FIG. 7 shows an alternate cartridge modification. An electrically initiated squib 48 is attached to the rear of the diaphragm 22, with electrical leads 50 communicating through the cartridge 10 to a battery 52. The battery 52 which is housed within the launching weapon 16 provides, when a trigger is pulled, a firing impulse to the squib 48. Initiation of the squib 48 ruptures the diaphragm 22 and allows the compressed gas to escape and to propel the projectile 20 down the barrel 30.
An example of the operation of the launching system according to the invention is as follows:
A first order approximation which yields general performance data can be calculated after making several assumptions. Assume an ideal gas and an adiabatic expansion (no losses):
Also assume a vacuum in the barrel ahead of the projectile and neglect any friction between the projectile and the bore. Lastly, define the breech pressure and projectile base pressure to be identical, a valid approximation for a low velocity, expanding gas. Evaluation of the following integral, along with the included initial conditions, will yield the work done on the projectile during gas expansion: ##EQU1##
The result is 1139J of energy imparted to the projectile. Equating this to the kinetic energy of the projectile provides a muzzle velocity of 151 m/s. Therefore, this first order approximation validates the apparatus feasibility; however, it should yield a somewhat overpredicted muzzle velocity due to the no-friction assumption.
To those skilled in the art, many modifications and variations of the present invention are possible in light of the above disclosure. For example, the projectile type and shape can vary as well as its method of stabilization. It may be a spin stabilized projectile which would engrave itself into rifling in the barrel or it may be aerodynamically stabilized, employing fins, cones, or other lifting surfaces to achieve a non-spinning stabilization. It may also be a sub-caliber projectile supported while in the barrel by a sabot.

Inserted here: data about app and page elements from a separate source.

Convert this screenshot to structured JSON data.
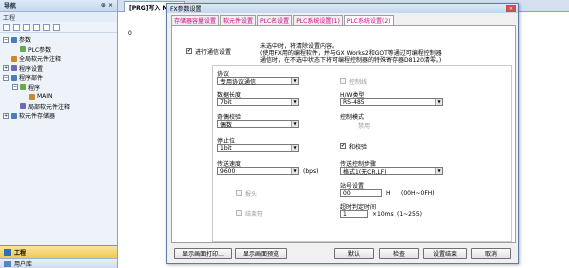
{
  "navigator": {
    "title": "导航",
    "pin": "⊕ ×",
    "subtitle": "工程",
    "tree": [
      {
        "label": "参数",
        "level": 0,
        "expander": "⊟"
      },
      {
        "label": "PLC参数",
        "level": 1,
        "expander": ""
      },
      {
        "label": "全局软元件注释",
        "level": 0,
        "expander": ""
      },
      {
        "label": "程序设置",
        "level": 0,
        "expander": "⊞"
      },
      {
        "label": "程序部件",
        "level": 0,
        "expander": "⊟"
      },
      {
        "label": "程序",
        "level": 1,
        "expander": "⊟"
      },
      {
        "label": "MAIN",
        "level": 2,
        "expander": ""
      },
      {
        "label": "局部软元件注释",
        "level": 1,
        "expander": ""
      },
      {
        "label": "软元件存储器",
        "level": 0,
        "expander": "⊞"
      }
    ],
    "bottom_button": "工程",
    "bottom_button2": "用户库"
  },
  "editor": {
    "tab_label": "[PRG]写入 MAIN",
    "step_number": "0"
  },
  "dialog": {
    "title": "FX参数设置",
    "close": "×",
    "tabs": [
      "存储器容量设置",
      "软元件设置",
      "PLC名设置",
      "PLC系统设置(1)",
      "PLC系统设置(2)"
    ],
    "comm_setting_label": "进行通信设置",
    "comm_setting_checked": true,
    "note_line1": "未选中时，将清除设置内容。",
    "note_line2": "(使用FX用的编程软件，并与GX Works2和GOT等通过可编程控制器",
    "note_line3": "通信时，在不选中状态下将可编程控制器的特殊寄存器D8120清零。)",
    "protocol_label": "协议",
    "protocol_value": "专用协议通信",
    "control_line_label": "控制线",
    "data_length_label": "数据长度",
    "data_length_value": "7bit",
    "hw_type_label": "H/W类型",
    "hw_type_value": "RS-485",
    "parity_label": "奇偶校验",
    "parity_value": "偶数",
    "control_mode_label": "控制模式",
    "control_mode_value": "禁用",
    "stop_bit_label": "停止位",
    "stop_bit_value": "1bit",
    "checksum_label": "和校验",
    "checksum_checked": true,
    "baud_label": "传送速度",
    "baud_value": "9600",
    "baud_unit": "(bps)",
    "transfer_step_label": "传送控制步骤",
    "transfer_step_value": "格式1(无CR,LF)",
    "header_label": "报头",
    "station_label": "站号设置",
    "station_value": "00",
    "station_suffix": "H",
    "station_range": "(00H~0FH)",
    "terminator_label": "结束符",
    "timeout_label": "超时判定时间",
    "timeout_value": "1",
    "timeout_unit": "×10ms",
    "timeout_range": "(1~255)",
    "buttons": {
      "print_window": "显示画面打印...",
      "print_preview": "显示画面预览",
      "default": "默认",
      "check": "检查",
      "finish": "设置结束",
      "cancel": "取消"
    }
  }
}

It is therefore to be understood that the present invention can be practiced otherwise than as specifically described herein and still will be within the spirit and scope of the appended claims.